Say your flight to JFK is severely delayed and it turns out you only have four hours in Manhattan. What to do? Go to Eataly. Then stop by the Union Square Greenmarket.
This post mainly offers jealousy-inducing photos of my time spent browsing around Eataly, the new mega food extravaganza created by culinary superstars Mario Batali and Joe Bastianich. The place is part specialty food mart, part greengrocer, part bakery, part restaurant, part deli, part import market, part espresso bar, part cheesemaker, part seafood market, part gelateria... You get the point. The place is huge and it is where you can find anything and everything that is Italian and that is delicious.
Lots of folks complain that Eataly is crowded and there are too many tourists and it’s expensive and the wait for tables and food is ridiculously long. I say, shut up, folks. Really. Quit complaining about having access to the highest quality Italian tomatoes and pastas and meats. Don’t whine that the wait for your hand-made mozzarella cheese was over twenty minutes, or that your razor clams were too expensive, or that a stupid tourist bumped your elbow while you were sipping on a perfect, frothy espresso. I am not sympathetic. If you don’t like crowds or tourists or high prices, you shouldn’t live in Manhattan. Okay. I feel better now.
I was there on a Friday morning at ten, just when the market opened. The place was nearly empty so while the restaurants had yet to open for lunch, I had free reign of the market.
So I did some intense browsing. At the seafood.
At the meat.
At the vegetables…
… like sea beans and zucchini flowers…
I stopped in my tracks at the cheese case.
That’s when Phil and I decided to scoop up some meats and cold cuts. We chose a hunk of caciotta mista (a semi-soft cow and sheep milk cheese from Toscana). We grabbed some freshly sliced meat, a loaf of bread, and a couple bottles of fancy Italian sodas.
And we had ourselves a picnic across the street in Madison Square Park.
Phil laid out our meal while I soaked up the Manhattan vibe. It was a sunny day, so the park was bustling with activity: a meditation circle, a good amount of camera-touting tourists, some kids splashing around in a fountain.
But soon I was focused on my lunch.
Mortadella flecked with pistachio and Parma black label ham, both from Emilia Romagna. With cheese. On a baguette with a shatteringly crisp crust and chewy interior. I could get used to this.

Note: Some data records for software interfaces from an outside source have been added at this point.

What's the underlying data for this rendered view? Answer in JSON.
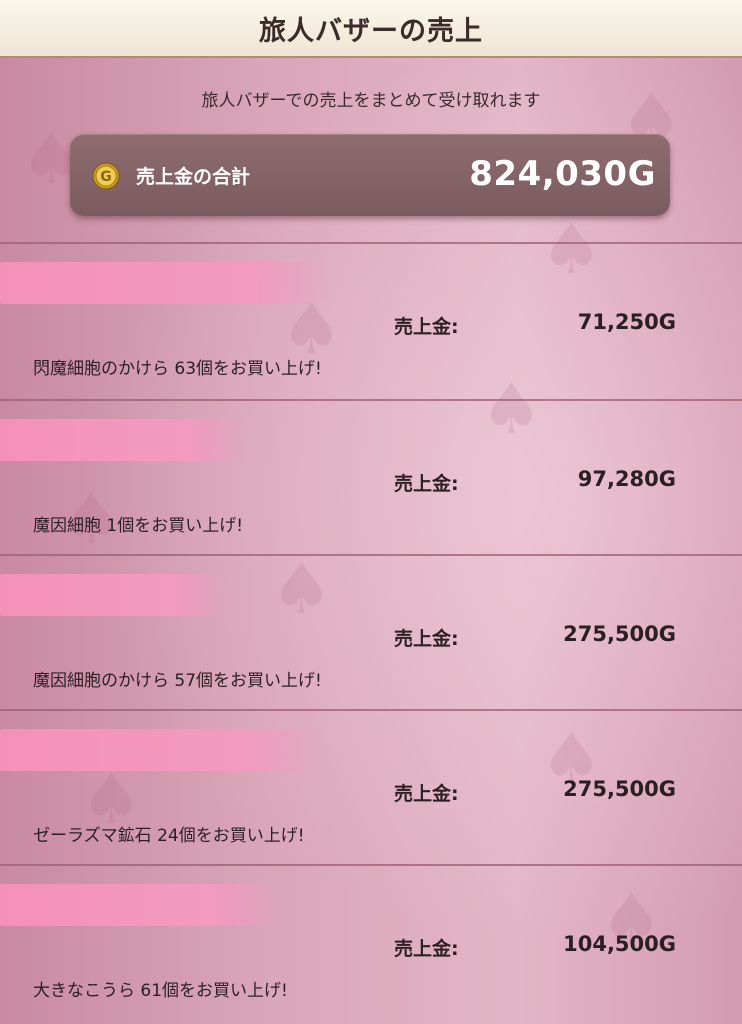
{
  "header": {
    "title": "旅人バザーの売上"
  },
  "summary": {
    "subtitle": "旅人バザーでの売上をまとめて受け取れます",
    "total_label": "売上金の合計",
    "total_value": "824,030G",
    "coin_icon": "gold-coin-icon"
  },
  "sales": [
    {
      "amount_label": "売上金:",
      "amount": "71,250G",
      "description": "閃魔細胞のかけら 63個をお買い上げ!"
    },
    {
      "amount_label": "売上金:",
      "amount": "97,280G",
      "description": "魔因細胞 1個をお買い上げ!"
    },
    {
      "amount_label": "売上金:",
      "amount": "275,500G",
      "description": "魔因細胞のかけら 57個をお買い上げ!"
    },
    {
      "amount_label": "売上金:",
      "amount": "275,500G",
      "description": "ゼーラズマ鉱石 24個をお買い上げ!"
    },
    {
      "amount_label": "売上金:",
      "amount": "104,500G",
      "description": "大きなこうら 61個をお買い上げ!"
    }
  ],
  "colors": {
    "background": "#d7a0b3",
    "total_box": "#7f6064",
    "redaction": "#f491b8",
    "header": "#f6efe2"
  }
}
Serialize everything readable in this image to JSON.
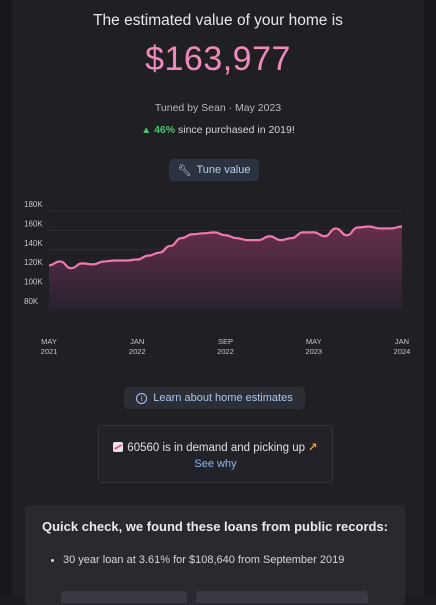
{
  "header": {
    "headline": "The estimated value of your home is",
    "value": "$163,977",
    "tuned_by": "Tuned by Sean · May 2023",
    "gain_pct": "46%",
    "gain_text": " since purchased in 2019!"
  },
  "tune_button": {
    "label": "Tune value",
    "icon": "wrench-icon"
  },
  "chart_data": {
    "type": "area",
    "series": [
      {
        "x": [
          "2021-05",
          "2021-06",
          "2021-07",
          "2021-08",
          "2021-09",
          "2021-10",
          "2021-11",
          "2021-12",
          "2022-01",
          "2022-02",
          "2022-03",
          "2022-04",
          "2022-05",
          "2022-06",
          "2022-07",
          "2022-08",
          "2022-09",
          "2022-10",
          "2022-11",
          "2022-12",
          "2023-01",
          "2023-02",
          "2023-03",
          "2023-04",
          "2023-05",
          "2023-06",
          "2023-07",
          "2023-08",
          "2023-09",
          "2023-10",
          "2023-11",
          "2023-12",
          "2024-01"
        ],
        "values": [
          124,
          128,
          121,
          126,
          125,
          128,
          129,
          129,
          130,
          134,
          137,
          144,
          152,
          156,
          157,
          158,
          155,
          152,
          150,
          150,
          154,
          150,
          152,
          158,
          158,
          154,
          162,
          155,
          163,
          164,
          162,
          162,
          164
        ]
      }
    ],
    "xticks": [
      [
        "MAY",
        "2021"
      ],
      [
        "JAN",
        "2022"
      ],
      [
        "SEP",
        "2022"
      ],
      [
        "MAY",
        "2023"
      ],
      [
        "JAN",
        "2024"
      ]
    ],
    "xtick_positions": [
      "2021-05",
      "2022-01",
      "2022-09",
      "2023-05",
      "2024-01"
    ],
    "yticks": [
      "180K",
      "160K",
      "140K",
      "120K",
      "100K",
      "80K"
    ],
    "ytick_values": [
      180,
      160,
      140,
      120,
      100,
      80
    ],
    "ylim": [
      80,
      180
    ],
    "grid": true,
    "colors": {
      "line": "#f07ab0",
      "fill_top": "#6a2f4c",
      "fill_bottom": "#2a2330"
    }
  },
  "learn_button": {
    "label": "Learn about home estimates",
    "icon": "info-icon"
  },
  "demand": {
    "text": "60560 is in demand and picking up",
    "arrow": "↗",
    "link": "See why"
  },
  "loans": {
    "title": "Quick check, we found these loans from public records:",
    "items": [
      {
        "prefix": "30 year loan at ",
        "rate": "3.61%",
        "suffix": " for $108,640 from September 2019"
      }
    ]
  }
}
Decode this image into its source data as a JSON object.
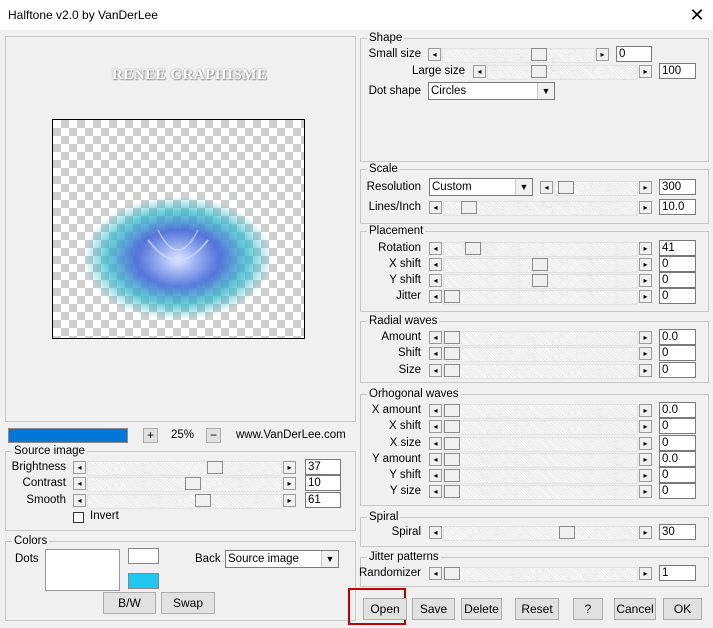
{
  "window": {
    "title": "Halftone v2.0 by VanDerLee",
    "close_icon": "close-icon"
  },
  "preview": {
    "watermark": "RENEE GRAPHISME",
    "zoom": "25%",
    "website": "www.VanDerLee.com",
    "plus": "+",
    "minus": "−",
    "progress": 1.0,
    "accent": "#0078d7"
  },
  "source_image": {
    "title": "Source image",
    "brightness": {
      "label": "Brightness",
      "value": "37"
    },
    "contrast": {
      "label": "Contrast",
      "value": "10"
    },
    "smooth": {
      "label": "Smooth",
      "value": "61"
    },
    "invert": "Invert"
  },
  "colors": {
    "title": "Colors",
    "dots": "Dots",
    "back": "Back",
    "back_value": "Source image",
    "bw": "B/W",
    "swap": "Swap",
    "dot_color": "#ffffff",
    "back_color": "#1ec8f0"
  },
  "shape": {
    "title": "Shape",
    "small_size": {
      "label": "Small size",
      "value": "0"
    },
    "large_size": {
      "label": "Large size",
      "value": "100"
    },
    "dot_shape": {
      "label": "Dot shape",
      "value": "Circles"
    }
  },
  "scale": {
    "title": "Scale",
    "resolution": {
      "label": "Resolution",
      "mode": "Custom",
      "value": "300"
    },
    "lines_inch": {
      "label": "Lines/Inch",
      "value": "10.0"
    }
  },
  "placement": {
    "title": "Placement",
    "rotation": {
      "label": "Rotation",
      "value": "41"
    },
    "x_shift": {
      "label": "X shift",
      "value": "0"
    },
    "y_shift": {
      "label": "Y shift",
      "value": "0"
    },
    "jitter": {
      "label": "Jitter",
      "value": "0"
    }
  },
  "radial_waves": {
    "title": "Radial waves",
    "amount": {
      "label": "Amount",
      "value": "0.0"
    },
    "shift": {
      "label": "Shift",
      "value": "0"
    },
    "size": {
      "label": "Size",
      "value": "0"
    }
  },
  "orthogonal_waves": {
    "title": "Orhogonal waves",
    "x_amount": {
      "label": "X amount",
      "value": "0.0"
    },
    "x_shift": {
      "label": "X shift",
      "value": "0"
    },
    "x_size": {
      "label": "X size",
      "value": "0"
    },
    "y_amount": {
      "label": "Y amount",
      "value": "0.0"
    },
    "y_shift": {
      "label": "Y shift",
      "value": "0"
    },
    "y_size": {
      "label": "Y size",
      "value": "0"
    }
  },
  "spiral": {
    "title": "Spiral",
    "spiral": {
      "label": "Spiral",
      "value": "30"
    }
  },
  "jitter_patterns": {
    "title": "Jitter patterns",
    "randomizer": {
      "label": "Randomizer",
      "value": "1"
    }
  },
  "buttons": {
    "open": "Open",
    "save": "Save",
    "delete": "Delete",
    "reset": "Reset",
    "help": "?",
    "cancel": "Cancel",
    "ok": "OK",
    "highlight": "#c00000"
  }
}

We then strolled down Broadway, to Union Square. To meats, cheeses, jams, and honeys.
To heirloom tomatoes displayed like jewels, and piles of bright summer produce.